Monday, 27 June 2016
Dark Mansion of Forbidden Love
Another genre that got big play in the Bronze Age, and that went almost completely ignored by our gang, was that of Gothic Romance novels, then dominating the shelves of supermarkets everywhere.
Marvel had half a go at it, with Gothic Tales Of Love, a text and illustration magazine that lasted only three issues, but DC initially went at it full tilt, with The Dark Mansion Of Forbidden Love.
DC, of course, were old hands at both romance and mystery titles, and had really sown up comics-code approved horror with House Of Mystery, House Of The Secrets & The Witching Hour, so female centred gothic wasn't that much of a leap.

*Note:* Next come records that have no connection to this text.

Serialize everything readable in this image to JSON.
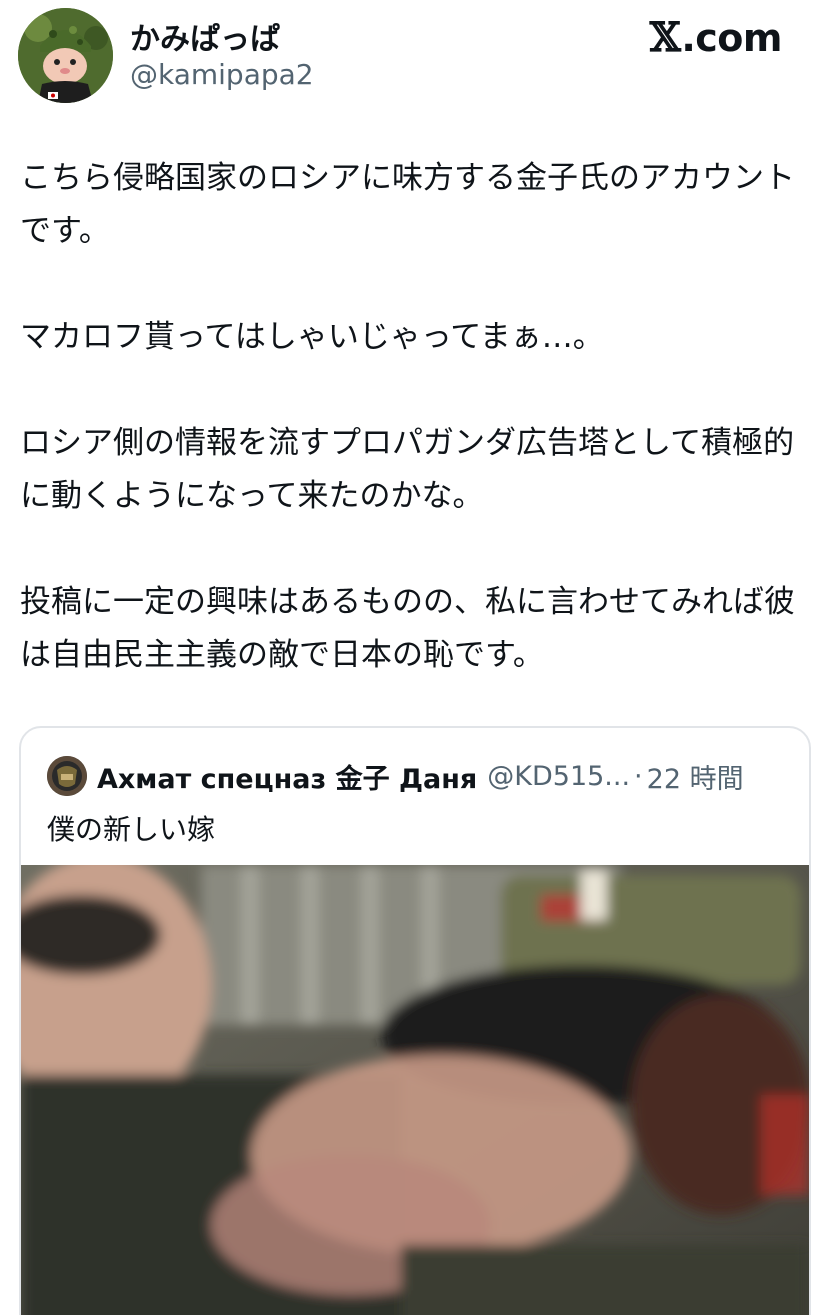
{
  "header": {
    "display_name": "かみぱっぱ",
    "handle": "@kamipapa2",
    "brand_mark": "𝕏",
    "brand_text": ".com"
  },
  "tweet": {
    "paragraphs": [
      "こちら侵略国家のロシアに味方する金子氏のアカウントです。",
      "マカロフ貰ってはしゃいじゃってまぁ…。",
      "ロシア側の情報を流すプロパガンダ広告塔として積極的に動くようになって来たのかな。",
      "投稿に一定の興味はあるものの、私に言わせてみれば彼は自由民主主義の敵で日本の恥です。"
    ]
  },
  "quote": {
    "author_name": "Ахмат спецназ 金子 Даня",
    "author_handle": "@KD515...",
    "separator": "·",
    "time": "22 時間",
    "text": "僕の新しい嫁"
  },
  "icons": {
    "avatar": "cartoon-helmet-avatar",
    "quote_avatar": "patch-emblem-avatar",
    "media": "video-still-image"
  }
}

Each issue of DMOFL presented a complete 'novel-length' tale of romance and mystery, and though it's slightly churlish to say that all genre tropes were fully in place, ( spooky house, handsome brooding male lead, terrified but still plucky female lead ) it's how they played out that makes them fun. Besides, what genre doesn't have it's own cliches.
Dark Mansion didn't last long, unfortunately, for some reason failing to find an audience, and was transformed into the more anthology themed, and less romantic Forbidden Tales Of Dark Mansion.
That was good too, but it's a shame this didn't work, as these are nice little mystery mementoes of a simpler, and more varied, time in comics.
The first issue is written in part by Dorothy Woolfolk, a fascinating character who was an editor at DC, Timely and EC, and who sort of invented Kryptonite, amongst her other accomplishments.
It's drawn by Tony Dezuniga, and it might just be one of the best things he ever did, being beautiful and atmospheric and superbly spooky.
Settle down in front of the fire, pour a glass of wine, and indulge.